A reusable water bottle, sleeping bag, and headlamp with spare batteries are required. Required experience – do students need to have any prior experience? Students do not need to have any prior experience, just a comfort level with rustic living conditions.
Tanzanians in general dress modestly, and as polite visitors we will also dress relatively conservatively. While Arusha town can be a little more relaxed, it is important that we show respect at all times and particularly in Kigoma. The requirements are fairly straightforward: Shorts – basketball-style only; no running or soccer-style shorts. Rule of thumb is that the bottom of the shorts should be approaching the kneecap for both boys and girls Leggings or yoga pants – not to be worn by either boys or girls. If the pants are paired with a truly long T-shirt, then leggings will be acceptable. Loose-fitting pants, capris, and long skirts – acceptable and preferred Tops – shoulders must be covered on both boys and girls. No tank tops or spaghetti straps. If you arrive and your garments are deemed unacceptable by your program leaders, you’ll have to purchase appropriate wear before service work starts in the village.
Packing the right gear (and the right amounts) is the first step to an incredible travel experience. Follow these tips to pack like a pro:
Travel light. Pack only the essentials. You’ll need less than you think!
Bring the right clothes. Pack clothes that are culturally appropriate for your destination and acceptable for service projects. This means bringing long shorts (think Bermuda and basketball shorts), t-shirts with sleeves to cover shoulders, and appropriate footwear.
Leave your valuables behind. While traveling, it’s easier for things to get lost, stolen, or damaged. Keep any prized possessions safe at home.
Check with TSA. Make sure your luggage complies with TSA regulations, especially your carry-on. Useful tip: Pack an empty water bottle and fill it up after security.
Extra paperwork? If you need additional forms filled out to get credit for your service hours, no problem! Bring these forms with you so they can be completed in-country.
A school backpack is ideal as it will be used for day trips.

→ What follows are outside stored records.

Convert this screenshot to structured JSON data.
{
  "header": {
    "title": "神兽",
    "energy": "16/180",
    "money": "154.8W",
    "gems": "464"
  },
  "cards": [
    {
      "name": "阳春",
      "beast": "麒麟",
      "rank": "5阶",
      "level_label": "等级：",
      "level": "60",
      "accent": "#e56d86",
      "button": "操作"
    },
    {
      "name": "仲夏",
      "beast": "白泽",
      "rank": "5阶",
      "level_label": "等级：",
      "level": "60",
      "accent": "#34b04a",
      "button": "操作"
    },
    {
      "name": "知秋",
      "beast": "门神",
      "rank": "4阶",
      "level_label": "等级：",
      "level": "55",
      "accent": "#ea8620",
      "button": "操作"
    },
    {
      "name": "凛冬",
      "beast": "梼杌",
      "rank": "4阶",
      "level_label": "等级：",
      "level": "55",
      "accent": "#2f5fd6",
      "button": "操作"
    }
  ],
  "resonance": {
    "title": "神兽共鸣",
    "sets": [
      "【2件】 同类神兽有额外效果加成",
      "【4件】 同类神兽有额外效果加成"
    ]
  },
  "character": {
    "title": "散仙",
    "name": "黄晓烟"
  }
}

A 50-70 Liter duffel bag or backpack is ideal. A wheeled bag is only suitable if it can be carried like a duffel over rough terrain.
(Travel size bottles in Ziploc bags)